Decree 2469

Legal or natural persons will be considered self-generators if the energy they produce is for their own consumption. Also, if they do not use national transmission or distributions systems. However, if there are surpluses, self-generators can deliver energy to the national network in accordance with the regulation established by the Energy and Gas Regulation Commission (CREG). Large-scale self-generators must be represented in the wholesale electric market by a distribution agent, who will market the surplus to the National Network. In addition, large-scale self-generators have to enter into a backup contract. This contract is with the network operator which sets out the fees and charges for the energy distribution services performed by the operator.

Tax exemption/benefits

Investors in renewable energy projects can obtain a 50 percent annual deduction of taxable income. This will count for the first five years following an investment. Equipment and machinery are excluded from VAT and, if such equipment and machinery are imported, customs duties are exempt.

Move early to Colombia

With laws already in place with the opportunities within each energy source, Colombia is set to become a great investment destination. The numerous opportunities within the sector are waiting for further investment and exploration. Growth in production and consumption of renewables has government backing as countries move further towards sources whose byproducts are more environmentally friendly. Getting your foot in the door early will give your company the chance to grow simultaneously alongside the country.

Getting started? Contact us

However, setting up in Colombia is no easy feat for someone that is not familiar with the country itself. With its many different rules and regulations, it is advised to trust in a local partner that can help you to navigate.

Whether it is looking to form a company or wanting to set up as small as possible, expert advice from Biz Latin Hub can help you get started.

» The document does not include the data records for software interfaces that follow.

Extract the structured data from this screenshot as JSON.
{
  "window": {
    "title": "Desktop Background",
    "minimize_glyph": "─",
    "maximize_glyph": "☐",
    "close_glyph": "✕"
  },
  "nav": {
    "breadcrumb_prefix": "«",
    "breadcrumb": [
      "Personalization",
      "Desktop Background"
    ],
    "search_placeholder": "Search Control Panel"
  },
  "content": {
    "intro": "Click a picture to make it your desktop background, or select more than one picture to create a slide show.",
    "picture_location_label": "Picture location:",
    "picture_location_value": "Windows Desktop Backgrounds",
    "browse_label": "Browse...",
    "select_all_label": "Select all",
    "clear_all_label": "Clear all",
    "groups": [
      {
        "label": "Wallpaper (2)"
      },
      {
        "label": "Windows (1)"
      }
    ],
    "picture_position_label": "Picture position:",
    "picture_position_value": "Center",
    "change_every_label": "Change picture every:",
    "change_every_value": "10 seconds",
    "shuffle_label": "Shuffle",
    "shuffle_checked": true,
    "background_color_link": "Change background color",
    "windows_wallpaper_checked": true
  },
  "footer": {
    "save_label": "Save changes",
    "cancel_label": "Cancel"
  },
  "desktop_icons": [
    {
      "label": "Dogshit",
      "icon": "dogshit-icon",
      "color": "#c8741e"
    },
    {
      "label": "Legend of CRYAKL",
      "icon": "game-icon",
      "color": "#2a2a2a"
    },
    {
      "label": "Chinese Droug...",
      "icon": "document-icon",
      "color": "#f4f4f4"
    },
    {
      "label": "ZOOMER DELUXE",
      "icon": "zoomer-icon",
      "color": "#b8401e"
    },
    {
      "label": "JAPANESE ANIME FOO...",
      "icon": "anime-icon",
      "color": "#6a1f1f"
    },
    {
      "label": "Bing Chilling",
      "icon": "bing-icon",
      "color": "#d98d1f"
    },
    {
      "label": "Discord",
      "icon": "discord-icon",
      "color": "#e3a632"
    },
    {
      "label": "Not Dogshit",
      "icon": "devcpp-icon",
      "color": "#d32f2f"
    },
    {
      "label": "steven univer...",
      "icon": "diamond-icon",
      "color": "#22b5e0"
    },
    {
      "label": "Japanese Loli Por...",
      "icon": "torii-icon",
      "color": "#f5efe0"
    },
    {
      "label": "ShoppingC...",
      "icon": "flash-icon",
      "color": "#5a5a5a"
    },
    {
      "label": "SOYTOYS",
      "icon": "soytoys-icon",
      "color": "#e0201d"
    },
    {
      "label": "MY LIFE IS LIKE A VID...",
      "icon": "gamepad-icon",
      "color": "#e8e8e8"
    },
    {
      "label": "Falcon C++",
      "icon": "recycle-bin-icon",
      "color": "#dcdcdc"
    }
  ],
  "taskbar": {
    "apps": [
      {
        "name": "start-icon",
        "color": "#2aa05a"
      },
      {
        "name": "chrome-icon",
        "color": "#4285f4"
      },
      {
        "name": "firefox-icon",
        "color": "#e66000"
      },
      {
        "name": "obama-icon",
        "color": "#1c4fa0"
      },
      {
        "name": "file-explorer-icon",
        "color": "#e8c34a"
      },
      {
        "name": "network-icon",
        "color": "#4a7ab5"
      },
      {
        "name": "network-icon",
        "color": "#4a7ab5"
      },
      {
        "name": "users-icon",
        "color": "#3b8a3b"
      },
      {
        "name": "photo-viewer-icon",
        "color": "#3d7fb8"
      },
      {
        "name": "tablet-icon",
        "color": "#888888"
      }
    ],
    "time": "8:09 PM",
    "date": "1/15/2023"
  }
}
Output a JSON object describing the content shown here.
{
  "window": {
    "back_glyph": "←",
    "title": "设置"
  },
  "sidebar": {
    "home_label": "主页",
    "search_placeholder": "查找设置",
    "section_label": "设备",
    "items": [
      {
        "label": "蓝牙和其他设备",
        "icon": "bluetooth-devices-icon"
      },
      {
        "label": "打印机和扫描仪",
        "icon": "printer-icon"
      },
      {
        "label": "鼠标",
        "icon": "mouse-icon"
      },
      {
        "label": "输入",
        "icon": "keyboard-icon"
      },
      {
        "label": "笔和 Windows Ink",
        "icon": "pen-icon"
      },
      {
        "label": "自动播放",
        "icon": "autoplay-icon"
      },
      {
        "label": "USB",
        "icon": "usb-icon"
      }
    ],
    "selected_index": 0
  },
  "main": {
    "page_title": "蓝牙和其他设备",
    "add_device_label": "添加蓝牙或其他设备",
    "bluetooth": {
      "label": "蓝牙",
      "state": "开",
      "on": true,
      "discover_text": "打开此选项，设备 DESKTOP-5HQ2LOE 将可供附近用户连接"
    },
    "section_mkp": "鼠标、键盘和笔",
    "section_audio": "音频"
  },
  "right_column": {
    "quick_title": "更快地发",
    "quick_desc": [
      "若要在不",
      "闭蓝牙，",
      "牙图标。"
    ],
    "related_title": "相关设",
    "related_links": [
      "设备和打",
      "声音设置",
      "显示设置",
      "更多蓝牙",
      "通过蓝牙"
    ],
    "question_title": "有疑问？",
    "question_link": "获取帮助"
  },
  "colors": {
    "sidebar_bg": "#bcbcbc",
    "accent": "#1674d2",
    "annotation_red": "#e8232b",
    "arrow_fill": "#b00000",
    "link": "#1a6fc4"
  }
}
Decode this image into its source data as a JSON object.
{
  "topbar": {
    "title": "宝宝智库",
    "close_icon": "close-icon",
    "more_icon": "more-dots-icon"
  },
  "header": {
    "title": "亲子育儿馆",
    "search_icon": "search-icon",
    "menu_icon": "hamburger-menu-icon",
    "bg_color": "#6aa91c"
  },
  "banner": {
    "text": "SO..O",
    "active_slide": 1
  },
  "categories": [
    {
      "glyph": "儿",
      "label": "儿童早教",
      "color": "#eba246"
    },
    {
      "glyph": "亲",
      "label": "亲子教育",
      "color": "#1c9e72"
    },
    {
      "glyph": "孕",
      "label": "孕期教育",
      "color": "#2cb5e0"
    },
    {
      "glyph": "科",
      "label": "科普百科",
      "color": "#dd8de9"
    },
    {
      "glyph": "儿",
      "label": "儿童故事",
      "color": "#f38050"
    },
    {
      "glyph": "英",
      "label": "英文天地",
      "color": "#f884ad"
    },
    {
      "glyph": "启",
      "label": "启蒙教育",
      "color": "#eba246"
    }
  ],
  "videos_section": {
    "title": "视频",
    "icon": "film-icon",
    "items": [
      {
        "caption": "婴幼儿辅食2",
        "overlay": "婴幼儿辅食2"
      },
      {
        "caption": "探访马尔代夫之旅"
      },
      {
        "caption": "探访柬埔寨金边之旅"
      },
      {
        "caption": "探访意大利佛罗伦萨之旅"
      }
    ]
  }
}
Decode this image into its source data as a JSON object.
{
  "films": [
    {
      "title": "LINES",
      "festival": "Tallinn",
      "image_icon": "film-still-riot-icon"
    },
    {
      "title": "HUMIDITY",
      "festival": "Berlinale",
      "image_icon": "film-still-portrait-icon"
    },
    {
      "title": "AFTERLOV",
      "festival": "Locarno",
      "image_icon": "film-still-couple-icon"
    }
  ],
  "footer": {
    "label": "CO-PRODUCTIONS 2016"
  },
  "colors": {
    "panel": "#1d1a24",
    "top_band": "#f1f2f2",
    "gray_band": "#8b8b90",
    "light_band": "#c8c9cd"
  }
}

Reach out to a member of our team today via email at [email protected] for personalized advice.